Stephen Murphy at Glencar
Leitrim's modern poet Stephen Murphy features in RTE's new online exhibition exploring the shades of lockdown.
Murphy's 'The Language of the Birds' was filmed in the suberbly scenic Glencar and is beautiful and hard hitting as he recalls his own medical lockdown and the rest of us hope to never to return to local lockdowns again.
Stephen’s piece is The Language of the Birds and was inspired by his own very particular experience of lockdown. He was diagnosed with tuberculosis in mid-January and spent two months in hospital in solitary confinement. He came out of hospital in the height of lockdown. Watch the video here.
Leitrim native Stephenis probably known to a wider – and younger – audience than most Irish poets. He made a huge impact with "Was It for This?", a powerful take on Ireland past and present that famously made Gerry Adams cry. He also struck a chord with works including "Before You Push the Chair", written having lost many friends to suicide.

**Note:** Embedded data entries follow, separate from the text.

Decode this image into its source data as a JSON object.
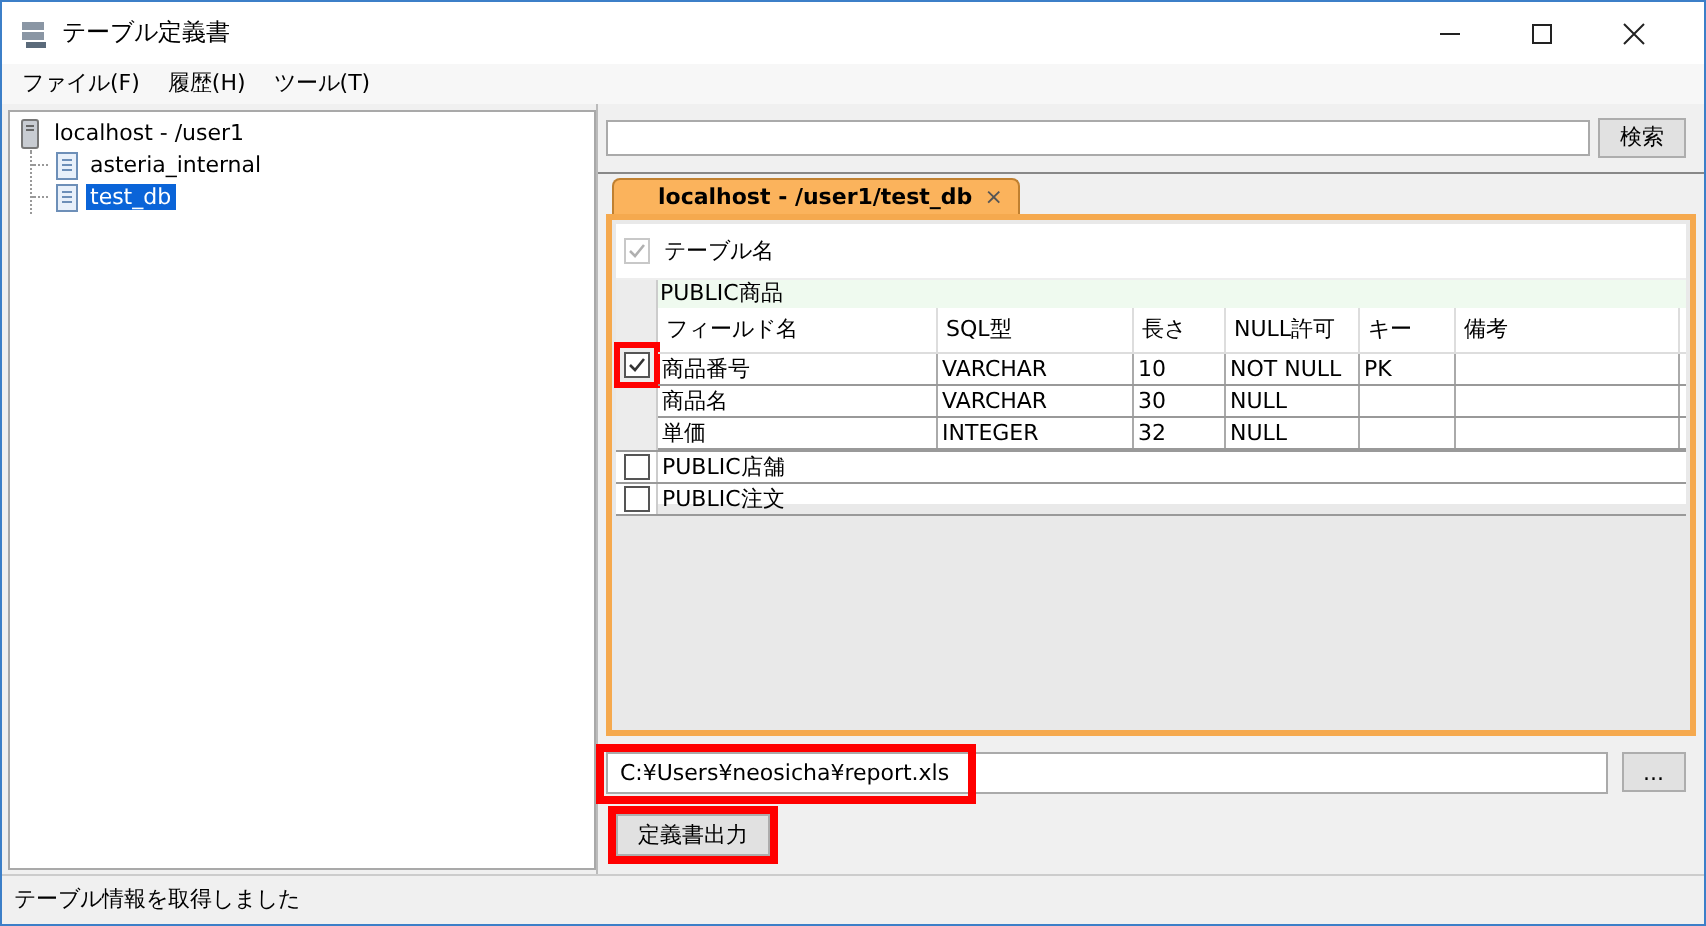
{
  "window": {
    "title": "テーブル定義書"
  },
  "menu": [
    "ファイル(F)",
    "履歴(H)",
    "ツール(T)"
  ],
  "tree": [
    {
      "label": "localhost - /user1",
      "kind": "server",
      "children": [
        {
          "label": "asteria_internal",
          "kind": "database",
          "selected": false
        },
        {
          "label": "test_db",
          "kind": "database",
          "selected": true
        }
      ]
    }
  ],
  "search": {
    "button": "検索"
  },
  "tabs": [
    {
      "label": "localhost - /user1/test_db",
      "close": "×",
      "selected": true
    }
  ],
  "table": {
    "header_checkbox": {
      "checked": true,
      "disabled": true
    },
    "header": "テーブル名",
    "groups": [
      {
        "name": "PUBLIC商品",
        "checked": true,
        "expanded": true,
        "highlighted": true,
        "columns": [
          "フィールド名",
          "SQL型",
          "長さ",
          "NULL許可",
          "キー",
          "備考"
        ],
        "rows": [
          [
            "商品番号",
            "VARCHAR",
            "10",
            "NOT NULL",
            "PK",
            ""
          ],
          [
            "商品名",
            "VARCHAR",
            "30",
            "NULL",
            "",
            ""
          ],
          [
            "単価",
            "INTEGER",
            "32",
            "NULL",
            "",
            ""
          ]
        ]
      },
      {
        "name": "PUBLIC店舗",
        "checked": false,
        "expanded": false,
        "highlighted": false
      },
      {
        "name": "PUBLIC注文",
        "checked": false,
        "expanded": false,
        "highlighted": false
      }
    ]
  },
  "output": {
    "path": "C:¥Users¥neosicha¥report.xls",
    "path_highlighted": true,
    "browse_button": "...",
    "export_button": "定義書出力",
    "export_highlighted": true
  },
  "status_bar": "テーブル情報を取得しました"
}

He is one of the selected artists featured on Illuminations,an online gallery of 30 works commissioned by RTÉ exploring the shades of lockdown. Rolling out from October to early December, the gallery features visual art, photography, film, music, poetry, essays and spoken word pieces from a wide range of established and emerging creative talent. Illuminationsaims to capture and channel how people are feeling, to shed light on what’s important, to foster solidarity and build resilience.
Murphy explains the background to his poem "In January of this year I became seriously ill and spent over two months in hospital. Almost all of that time was spent in solitary confinement and yet the only thing I had the energy to write were the first eight lines of what would later become this piece. I wanted to develop something around the themes of confinement and isolation that came from being alone for so long and I felt like this project was the right time to do so. The Language of the Birds is an attempt to work through the darkness of my own isolation and, in doing so, hopefully to bring others back in to the light of the natural world around us."
He addes, "It's my honest contention that the fear surrounding this pandemic has had a more detrimental effect on our collective well-being than the virus itself and that we have a duty to protect ourselves against the propagation of that fear wherever possible."
The Manorhamilton man launched his book From the Sea Hound in The Glens Centre, Manorhamilton in February last year.